For her original dress, Hannah wanted something classic with clean lines and made an appointment at the Markarian showroom, where she fell in love with the fabrics and the fit of the designs. With assistant designer Annelise Koch’s guidance, they started the dress-making process, and the week before lockdown, she had her measurements taken. Once things started to close, Markarian’s production halted, but celebrity stylist Micaela Erlanger encouraged Hannah to wait it out for her custom look. Luckily, the dress was ready in time for the micro-wedding, as restrictions eased up.

With the dress all sorted, Hannah also wanted to wear a headband in honor of her mother, who wore one on her own wedding day, and Annelise arranged a Zoom call with Gigi Burris for a custom piece. She completed the ensemble with Castaner espadrille satin wedges and her mother’s sapphire and diamond bracelet, as her “something borrowed” and “something blue.”

On the day-of, the bride did a full skin care regiment with her sister, who works for Tata Harper Skincare, and also got ready with makeup artist Monica Emmons and hair stylist Amanda Hopcraft at Edson Hill, where they were staying for the weekend.
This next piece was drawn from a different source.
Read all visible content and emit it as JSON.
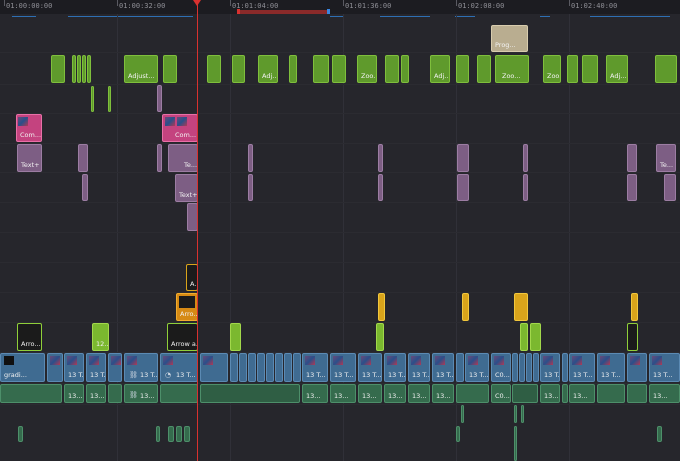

On Sunday, under a weeping willow that Hannah’s father had planted years ago in honor of her grandmother, the two were married by their rabbi under a chuppah, built by a family friend and decorated with florals from Birds of a Flower. “We didn’t do a first look, so the first time we saw each other all day was as I was walking down the aisle,” the bride remarks. “Wills started crying almost immediately, which then in turn made me cry. We both cried pretty consistently throughout the ceremony.”
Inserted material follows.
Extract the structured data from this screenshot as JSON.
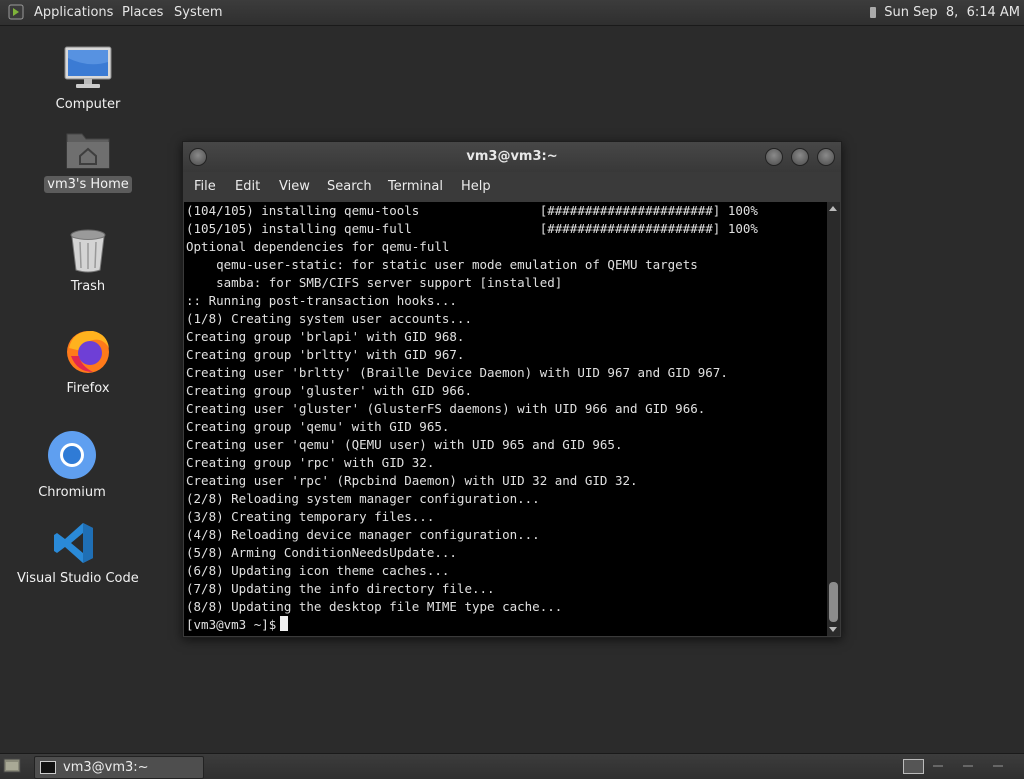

After sharing personal vows, the newlyweds jumped in a 1950s military jeep, borrowed from a family friend, but it unfortunately didn’t end up starting. Cocktail hour was by the pool with music from Toby Aronson, and then guests made their way through a secret garden to the dinner tent for the delicious, local meal cooked by The Hindquarter on an open fire. Chef Luke even recreated their favorite salad from Via Carota, where they had their second date.

During the reception, the new Mr. and Mrs. also FaceTimed family members, including Wills’s grandmother, who sang them a song, which is a wedding tradition in his family. Friends who were quarantining in Vermont joined the party at the end of the night for s’mores around a bonfire and the Hora in the barn. And Hannah’s two best friends from college also sent the couple a custom shot-ski with their last name engraved on it for added enjoyment through until the early hours.

Looking back at everything now, the couple have no regrets. “During speeches, Wills and I looked at each other and agreed that aside from missing so many people, we wouldn’t have had it any other way,” Hannah says. “While it wasn’t what we envisioned without many friends and family members, the intimacy of the evening was truly one of a kind and was more memorable than anything we could have imagined.”